In his Decline and Fall of the Roman Empire, Edward Gibbon writes: “The various modes of worship, which prevailed in the Roman world, were all considered by the people, as equally true; by the philosopher, as equally false; and by the magistrate, as equally useful.” But this has been misattributed to Seneca (circa 4 BCE-65 CE) as saying: “Religion is regarded by the common people as true, by the wise as false, and by rulers as useful.”
It is interesting that even though the climate for freethinking was better in the time of the early Greeks, Cicero’s quote illustrates that people who were skeptical about the existence of god still had to be discreet for fear of repercussions, something that has continued to this day, explaining why so many atheists still are fearful about proclaiming their disbelief publicly.

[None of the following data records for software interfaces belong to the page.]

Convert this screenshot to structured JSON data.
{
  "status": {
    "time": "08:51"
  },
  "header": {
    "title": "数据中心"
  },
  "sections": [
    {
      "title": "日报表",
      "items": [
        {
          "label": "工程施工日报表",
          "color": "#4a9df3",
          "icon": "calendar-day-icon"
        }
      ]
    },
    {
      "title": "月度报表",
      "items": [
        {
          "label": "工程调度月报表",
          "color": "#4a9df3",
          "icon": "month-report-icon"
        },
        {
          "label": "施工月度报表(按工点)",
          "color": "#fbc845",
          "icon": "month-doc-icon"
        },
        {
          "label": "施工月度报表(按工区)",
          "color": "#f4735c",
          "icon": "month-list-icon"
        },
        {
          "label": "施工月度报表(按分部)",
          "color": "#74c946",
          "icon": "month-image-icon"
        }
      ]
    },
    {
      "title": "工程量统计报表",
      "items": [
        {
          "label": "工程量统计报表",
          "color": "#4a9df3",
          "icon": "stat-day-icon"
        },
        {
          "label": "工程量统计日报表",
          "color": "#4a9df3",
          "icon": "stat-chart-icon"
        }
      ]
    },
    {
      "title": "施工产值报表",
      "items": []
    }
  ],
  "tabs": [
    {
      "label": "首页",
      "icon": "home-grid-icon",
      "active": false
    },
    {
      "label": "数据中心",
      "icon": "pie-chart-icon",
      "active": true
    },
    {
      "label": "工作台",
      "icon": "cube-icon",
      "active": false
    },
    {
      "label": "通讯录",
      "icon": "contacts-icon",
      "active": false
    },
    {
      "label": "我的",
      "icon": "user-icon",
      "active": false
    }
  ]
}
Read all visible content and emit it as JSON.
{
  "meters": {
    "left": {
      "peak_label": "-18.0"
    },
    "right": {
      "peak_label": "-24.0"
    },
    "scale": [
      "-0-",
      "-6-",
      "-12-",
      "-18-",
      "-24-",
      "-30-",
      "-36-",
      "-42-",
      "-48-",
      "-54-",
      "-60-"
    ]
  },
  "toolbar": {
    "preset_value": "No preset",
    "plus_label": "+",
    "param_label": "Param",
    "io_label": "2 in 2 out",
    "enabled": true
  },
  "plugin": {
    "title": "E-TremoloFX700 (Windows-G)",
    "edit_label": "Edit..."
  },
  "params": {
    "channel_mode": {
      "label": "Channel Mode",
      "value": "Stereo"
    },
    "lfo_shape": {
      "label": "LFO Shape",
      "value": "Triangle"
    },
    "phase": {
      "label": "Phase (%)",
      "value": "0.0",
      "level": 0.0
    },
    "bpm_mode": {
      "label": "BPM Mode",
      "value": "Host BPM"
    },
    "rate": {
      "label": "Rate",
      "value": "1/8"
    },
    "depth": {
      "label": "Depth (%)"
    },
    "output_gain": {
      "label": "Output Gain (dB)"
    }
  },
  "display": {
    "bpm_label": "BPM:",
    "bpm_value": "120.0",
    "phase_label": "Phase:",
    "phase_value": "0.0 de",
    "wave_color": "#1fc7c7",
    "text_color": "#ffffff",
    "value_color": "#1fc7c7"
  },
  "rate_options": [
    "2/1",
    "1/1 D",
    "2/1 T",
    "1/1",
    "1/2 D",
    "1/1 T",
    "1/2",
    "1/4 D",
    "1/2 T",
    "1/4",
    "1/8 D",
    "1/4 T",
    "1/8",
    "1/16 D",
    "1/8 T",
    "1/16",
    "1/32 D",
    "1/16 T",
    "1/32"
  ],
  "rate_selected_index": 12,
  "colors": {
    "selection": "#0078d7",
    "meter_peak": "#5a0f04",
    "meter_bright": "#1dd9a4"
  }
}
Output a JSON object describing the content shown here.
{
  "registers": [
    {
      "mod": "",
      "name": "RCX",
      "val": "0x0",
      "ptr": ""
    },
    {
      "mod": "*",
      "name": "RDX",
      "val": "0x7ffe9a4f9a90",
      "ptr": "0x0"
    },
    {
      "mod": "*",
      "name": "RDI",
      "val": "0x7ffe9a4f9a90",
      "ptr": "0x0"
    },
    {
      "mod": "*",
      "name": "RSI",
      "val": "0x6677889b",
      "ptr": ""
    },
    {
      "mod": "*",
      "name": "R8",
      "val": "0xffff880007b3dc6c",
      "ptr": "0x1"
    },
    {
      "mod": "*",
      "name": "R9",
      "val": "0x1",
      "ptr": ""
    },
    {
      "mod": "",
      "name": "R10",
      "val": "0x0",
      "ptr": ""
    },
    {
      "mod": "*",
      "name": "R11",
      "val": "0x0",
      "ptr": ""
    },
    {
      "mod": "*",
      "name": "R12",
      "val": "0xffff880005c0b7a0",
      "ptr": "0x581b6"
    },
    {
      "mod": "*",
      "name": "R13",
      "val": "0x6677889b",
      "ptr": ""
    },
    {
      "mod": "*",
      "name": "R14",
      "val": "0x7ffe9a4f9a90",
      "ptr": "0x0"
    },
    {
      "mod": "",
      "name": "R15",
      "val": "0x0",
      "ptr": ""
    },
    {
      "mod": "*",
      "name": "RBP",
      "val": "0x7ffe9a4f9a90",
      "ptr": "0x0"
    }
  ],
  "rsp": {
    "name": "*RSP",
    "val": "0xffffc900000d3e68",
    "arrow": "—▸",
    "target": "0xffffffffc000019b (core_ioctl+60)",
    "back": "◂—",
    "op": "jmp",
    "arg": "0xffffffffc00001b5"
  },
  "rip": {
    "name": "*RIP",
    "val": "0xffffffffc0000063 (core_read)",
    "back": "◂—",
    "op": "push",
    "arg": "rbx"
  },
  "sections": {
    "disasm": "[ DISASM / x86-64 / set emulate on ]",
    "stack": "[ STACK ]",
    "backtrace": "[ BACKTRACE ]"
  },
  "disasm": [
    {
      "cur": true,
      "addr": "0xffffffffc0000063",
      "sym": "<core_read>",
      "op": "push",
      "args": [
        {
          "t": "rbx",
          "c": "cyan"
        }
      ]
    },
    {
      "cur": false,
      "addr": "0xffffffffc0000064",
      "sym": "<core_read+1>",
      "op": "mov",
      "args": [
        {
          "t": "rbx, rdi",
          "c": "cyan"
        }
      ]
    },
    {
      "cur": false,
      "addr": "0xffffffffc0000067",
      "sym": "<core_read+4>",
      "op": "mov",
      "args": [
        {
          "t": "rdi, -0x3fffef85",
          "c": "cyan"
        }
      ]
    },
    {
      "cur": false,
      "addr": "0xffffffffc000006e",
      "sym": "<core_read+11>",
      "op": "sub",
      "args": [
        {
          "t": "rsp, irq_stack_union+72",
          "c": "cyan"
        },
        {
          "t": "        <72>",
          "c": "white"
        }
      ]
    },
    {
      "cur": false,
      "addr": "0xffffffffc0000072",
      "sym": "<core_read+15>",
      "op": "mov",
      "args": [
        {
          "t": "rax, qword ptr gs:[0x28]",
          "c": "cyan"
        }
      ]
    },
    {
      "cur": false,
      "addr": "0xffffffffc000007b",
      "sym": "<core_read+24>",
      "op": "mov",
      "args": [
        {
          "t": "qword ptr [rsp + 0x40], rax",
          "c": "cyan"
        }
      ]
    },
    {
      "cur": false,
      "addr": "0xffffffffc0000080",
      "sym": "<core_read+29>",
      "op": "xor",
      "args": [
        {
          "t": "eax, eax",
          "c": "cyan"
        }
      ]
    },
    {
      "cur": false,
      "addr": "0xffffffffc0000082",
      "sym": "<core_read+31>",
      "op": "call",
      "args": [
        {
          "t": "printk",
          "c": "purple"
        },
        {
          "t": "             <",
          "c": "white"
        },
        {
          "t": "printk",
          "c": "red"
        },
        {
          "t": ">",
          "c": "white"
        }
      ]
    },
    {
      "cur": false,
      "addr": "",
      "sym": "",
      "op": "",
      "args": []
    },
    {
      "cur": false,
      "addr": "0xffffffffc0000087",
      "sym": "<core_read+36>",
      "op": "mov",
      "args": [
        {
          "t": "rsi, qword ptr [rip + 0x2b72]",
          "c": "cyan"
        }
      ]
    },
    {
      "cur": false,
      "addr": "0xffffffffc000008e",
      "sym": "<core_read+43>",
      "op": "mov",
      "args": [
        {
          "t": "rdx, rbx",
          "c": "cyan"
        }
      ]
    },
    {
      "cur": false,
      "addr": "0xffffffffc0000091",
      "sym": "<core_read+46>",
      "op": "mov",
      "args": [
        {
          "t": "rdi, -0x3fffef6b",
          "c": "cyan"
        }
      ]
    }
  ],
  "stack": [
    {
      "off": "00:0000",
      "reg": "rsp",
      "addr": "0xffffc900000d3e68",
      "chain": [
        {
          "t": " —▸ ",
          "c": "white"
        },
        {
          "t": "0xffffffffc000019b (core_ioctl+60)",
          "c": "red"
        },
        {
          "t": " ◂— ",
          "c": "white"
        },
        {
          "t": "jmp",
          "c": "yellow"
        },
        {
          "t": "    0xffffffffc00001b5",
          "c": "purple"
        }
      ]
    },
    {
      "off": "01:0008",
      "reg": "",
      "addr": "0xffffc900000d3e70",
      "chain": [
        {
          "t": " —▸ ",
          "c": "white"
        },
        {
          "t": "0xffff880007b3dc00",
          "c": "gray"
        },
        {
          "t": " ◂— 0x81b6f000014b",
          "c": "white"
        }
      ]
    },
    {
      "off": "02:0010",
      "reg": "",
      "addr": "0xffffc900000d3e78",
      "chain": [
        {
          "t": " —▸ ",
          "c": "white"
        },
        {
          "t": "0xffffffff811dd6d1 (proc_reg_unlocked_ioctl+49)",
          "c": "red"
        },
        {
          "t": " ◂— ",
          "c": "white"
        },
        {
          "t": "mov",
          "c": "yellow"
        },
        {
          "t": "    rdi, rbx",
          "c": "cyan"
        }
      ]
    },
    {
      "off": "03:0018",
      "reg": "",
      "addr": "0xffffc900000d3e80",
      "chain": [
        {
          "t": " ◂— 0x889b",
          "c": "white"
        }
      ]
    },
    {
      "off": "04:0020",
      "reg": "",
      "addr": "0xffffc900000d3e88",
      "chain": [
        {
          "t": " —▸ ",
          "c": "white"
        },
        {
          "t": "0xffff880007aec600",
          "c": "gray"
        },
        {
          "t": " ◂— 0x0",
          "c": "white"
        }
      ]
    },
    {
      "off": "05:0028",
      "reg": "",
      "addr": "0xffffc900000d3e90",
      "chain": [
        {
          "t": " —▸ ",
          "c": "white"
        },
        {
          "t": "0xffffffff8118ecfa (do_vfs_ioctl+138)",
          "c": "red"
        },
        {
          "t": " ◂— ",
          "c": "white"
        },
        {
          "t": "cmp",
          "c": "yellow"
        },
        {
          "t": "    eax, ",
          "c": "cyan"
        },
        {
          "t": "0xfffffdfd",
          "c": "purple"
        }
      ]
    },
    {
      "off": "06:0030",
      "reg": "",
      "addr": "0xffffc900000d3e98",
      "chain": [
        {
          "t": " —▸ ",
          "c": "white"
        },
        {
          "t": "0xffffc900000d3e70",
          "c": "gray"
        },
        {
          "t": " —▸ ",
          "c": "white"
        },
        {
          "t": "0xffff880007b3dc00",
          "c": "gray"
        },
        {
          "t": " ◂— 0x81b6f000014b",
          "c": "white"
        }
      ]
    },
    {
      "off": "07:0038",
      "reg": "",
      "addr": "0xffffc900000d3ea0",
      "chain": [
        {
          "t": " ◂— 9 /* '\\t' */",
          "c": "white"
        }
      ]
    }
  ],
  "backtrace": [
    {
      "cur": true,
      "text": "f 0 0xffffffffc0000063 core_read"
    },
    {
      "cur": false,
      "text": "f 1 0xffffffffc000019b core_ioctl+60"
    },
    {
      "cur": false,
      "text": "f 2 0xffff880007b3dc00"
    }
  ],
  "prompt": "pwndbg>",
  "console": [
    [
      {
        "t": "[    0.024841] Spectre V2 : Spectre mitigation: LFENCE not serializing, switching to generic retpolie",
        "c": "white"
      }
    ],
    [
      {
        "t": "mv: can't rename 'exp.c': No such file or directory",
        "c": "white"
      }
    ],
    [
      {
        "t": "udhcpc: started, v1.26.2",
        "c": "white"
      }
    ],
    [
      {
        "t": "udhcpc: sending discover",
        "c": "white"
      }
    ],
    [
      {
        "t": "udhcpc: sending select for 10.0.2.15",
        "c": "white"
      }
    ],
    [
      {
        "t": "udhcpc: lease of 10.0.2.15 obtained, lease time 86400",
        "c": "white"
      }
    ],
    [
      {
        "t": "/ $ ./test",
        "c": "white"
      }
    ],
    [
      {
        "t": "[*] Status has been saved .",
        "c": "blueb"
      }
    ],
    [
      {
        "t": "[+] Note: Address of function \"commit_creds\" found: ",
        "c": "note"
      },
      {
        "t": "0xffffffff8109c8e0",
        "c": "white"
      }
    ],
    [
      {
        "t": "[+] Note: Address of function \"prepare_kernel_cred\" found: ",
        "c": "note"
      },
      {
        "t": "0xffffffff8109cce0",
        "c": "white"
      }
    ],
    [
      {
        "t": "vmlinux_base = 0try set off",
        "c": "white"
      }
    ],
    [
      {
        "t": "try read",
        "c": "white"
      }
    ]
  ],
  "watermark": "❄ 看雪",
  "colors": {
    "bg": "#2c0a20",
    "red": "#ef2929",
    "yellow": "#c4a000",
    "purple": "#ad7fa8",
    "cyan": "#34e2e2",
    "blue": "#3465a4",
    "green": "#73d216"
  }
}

The conversion to Christianity by the Roman Emperor Constantine (280-337 CE) led to the rise of Christianity being the favored religion of the Roman Empire and the beneficiary of state patronage. It also resulted in forcing freethinkers to lay low in society, and the suppression of those early Greek writings that supported atheism. Heretics were persecuted and this practice became institutionalized with the various forms of the Inquisition by the church beginning around the 12th century. Recall that most ‘heretics’ were not atheists, but religious people who had views different from that of Catholic orthodoxy. This effectively led to the forcing of specific religious beliefs on people, requiring public affirmations of religious orthodoxy, a practice that has remained in force to this day as we see with politicians routinely spouting pieties.
The arrival of the renaissance around 1500 CE signaled a new time. The birth of the new sciences with Copernicus and Galileo and Newton was coupled with the rise of Arab scholars who had preserved and now resurrected those early Greek skeptical writings. All this led to a flowering of new kinds of thinking. But those early days of modern science did not by themselves lead to a rise of disbelief or atheism. After all, those well-known scientists were all pious people, not skeptics. They simply felt that it was inconceivable that science would reveal anything that was incompatible with god’s work in the world so they did not seem to suffer any personal anxieties of disbelief about where their research would lead. They felt that any seeming contradiction between scientific knowledge and the Bible had to be due to a misinterpretation of the Bible. So they were far more sophisticated than current day Biblical literalists who lay the blame for the same conflicts at the feet of faulty science, not religious texts.
When Galileo was asked by the church to explain the conflict between his views and the Bible, he said, quite reasonably, that the church had no choice but to agree with whatever knowledge science was producing. He said it would be “a terrible detriment for the souls if people found themselves convinced by proof of something that it was made a sin to believe.” (Almost Like a Whale, Steve Jones, 1999, p. 26) Of course, the Catholic Church did not heed his views, putting him under house arrest, and it is amazing that it was only as late as 1984 that they officially apologized for their treatment of him.
So even during the period called the ‘enlightenment’ (roughly 1500-1800 CE), there continued to be a climate where freethinking was discouraged, with severe penalties for blasphemy. The Inquisition was also gaining strength around this time, forcing freethinkers to suppress public disavowals of god or even of Christian orthodoxy. In this climate, the re-emergence of skeptical beliefs necessarily had to be very cautious and incremental.
Next in this series: The beginnings of modern atheism.
POST SCRIPT: Question: What is a non sequitur?
Miss Teen USA 2007 finalist provides an illustration.